First Runner Up: Marlene Grand Maitre, for Vanishing Point
We were astounded by the precision and surprise in every poem in Vanishing Point. This is a poet that observes the minutest of details and shows how from that, all can be known and lost. The more we read, the more we learned what settles in the marrow. These are west coast poems that capture that essence through the tang of Pacific air, the last Chinook Salmon washed ashore, and the smudge of mountains across a foggy Strait of Juan de Fuca. But most of all we were dazzled by the power and inventiveness of these poems and how the poet renders the significance of each lived moment. The poet watches a pregnant doe stop ten feet away and that presence triggers powerful memories of personal loss and the acute connections between imperiled animal bodies.
Second Runner Up: Tim Chamberlain for Gabriola Passage
Gabriola Passage wanders through the lives and histories of settlers on Gabriola, Mudge, Valdes, and nearby Vancouver Island. The poems are anchored to these places and reveal how those who arrive learn the native species, the curve of rock and shape of islands and also bring their own stories and histories. These merge with island geography and form lives as rugged as the coastline. A “remember the time” kind of telling where what gets passed down is transformed into the clearest of poetry. These poems depict places peopled from as far away as Scotland or China but laid over indigenous middens and burial grounds.
Third Runner Up: Karl Meade for doom eager

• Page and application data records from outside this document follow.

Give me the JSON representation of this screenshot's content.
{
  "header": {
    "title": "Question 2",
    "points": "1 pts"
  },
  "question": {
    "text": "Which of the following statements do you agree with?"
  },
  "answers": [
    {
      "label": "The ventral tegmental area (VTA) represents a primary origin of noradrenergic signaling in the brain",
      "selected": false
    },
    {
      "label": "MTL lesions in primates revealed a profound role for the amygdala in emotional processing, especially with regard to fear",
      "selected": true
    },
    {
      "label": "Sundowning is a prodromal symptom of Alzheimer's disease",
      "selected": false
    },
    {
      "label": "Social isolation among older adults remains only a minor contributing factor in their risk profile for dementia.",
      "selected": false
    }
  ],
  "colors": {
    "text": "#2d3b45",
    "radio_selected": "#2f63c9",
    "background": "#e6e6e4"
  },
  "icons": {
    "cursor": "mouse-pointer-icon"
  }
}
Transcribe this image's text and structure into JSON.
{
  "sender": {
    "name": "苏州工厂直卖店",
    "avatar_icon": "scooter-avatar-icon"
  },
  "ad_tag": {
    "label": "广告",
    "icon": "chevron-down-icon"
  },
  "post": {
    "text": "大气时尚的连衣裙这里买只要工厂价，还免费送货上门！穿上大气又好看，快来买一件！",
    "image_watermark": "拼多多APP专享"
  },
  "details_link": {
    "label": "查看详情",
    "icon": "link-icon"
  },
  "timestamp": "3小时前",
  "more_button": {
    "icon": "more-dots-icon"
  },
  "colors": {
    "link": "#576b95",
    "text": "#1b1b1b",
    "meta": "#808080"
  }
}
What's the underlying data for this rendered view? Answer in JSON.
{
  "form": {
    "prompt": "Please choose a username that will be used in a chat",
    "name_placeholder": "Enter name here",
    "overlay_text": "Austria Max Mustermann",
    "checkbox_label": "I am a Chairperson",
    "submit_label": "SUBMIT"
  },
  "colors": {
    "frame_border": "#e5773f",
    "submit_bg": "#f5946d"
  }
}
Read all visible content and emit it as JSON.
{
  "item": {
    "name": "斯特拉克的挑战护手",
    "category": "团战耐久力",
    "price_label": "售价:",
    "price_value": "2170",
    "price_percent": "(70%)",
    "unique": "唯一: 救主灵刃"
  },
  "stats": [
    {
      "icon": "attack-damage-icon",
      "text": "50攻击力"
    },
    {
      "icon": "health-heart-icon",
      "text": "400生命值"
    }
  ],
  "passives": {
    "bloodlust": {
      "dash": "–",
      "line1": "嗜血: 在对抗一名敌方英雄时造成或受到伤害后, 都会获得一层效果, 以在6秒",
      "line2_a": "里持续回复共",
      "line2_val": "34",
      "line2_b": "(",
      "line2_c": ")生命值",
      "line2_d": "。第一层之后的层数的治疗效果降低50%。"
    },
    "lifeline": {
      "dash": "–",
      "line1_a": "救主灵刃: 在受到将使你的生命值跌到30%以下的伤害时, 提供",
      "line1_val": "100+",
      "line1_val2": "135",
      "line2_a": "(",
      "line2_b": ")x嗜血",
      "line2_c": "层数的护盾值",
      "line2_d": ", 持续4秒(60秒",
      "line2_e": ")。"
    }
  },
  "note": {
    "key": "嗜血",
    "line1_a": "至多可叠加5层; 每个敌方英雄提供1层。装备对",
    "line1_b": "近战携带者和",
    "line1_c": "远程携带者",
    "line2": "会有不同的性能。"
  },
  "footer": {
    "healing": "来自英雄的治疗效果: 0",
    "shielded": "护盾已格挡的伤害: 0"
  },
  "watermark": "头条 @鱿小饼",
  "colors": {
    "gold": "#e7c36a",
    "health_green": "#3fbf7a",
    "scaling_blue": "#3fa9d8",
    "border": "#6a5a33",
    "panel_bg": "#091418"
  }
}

This poet explores the Icelandic term for what it means to be sick with an idea and immediately got our attention with phrase after phrase such as ‘the soon light’. Many of these poems read as an intimate exchange that drew us in and sometimes we were the ‘I’ and sometimes the ‘you’. These poems have a depth and complexity that move through the seasons and beyond the seasons. There is a unity here and a plan that makes it impossible to stop after just one poem. The final section drew us in with its shifting intimacy. There the poet reveals how fragile each life is at that moment when all is about to plunge. Throughout this chapbook the poet’s language is fragile but fierce and the poems interweave the personal and the natural world so well that at times the you is both plant and an unsleeping child. These poems are rich with internal rhyme and complex rhythms.
The jury, Yvonne Blomer and Robert Hilles, thought that their chapbooks were close. They saw much merit in the poems and would like to encourage the poets to persist in their project.
THANK YOU TO ALL THE POETS WHO SUBMITTED WORK FOR THIS CONTEST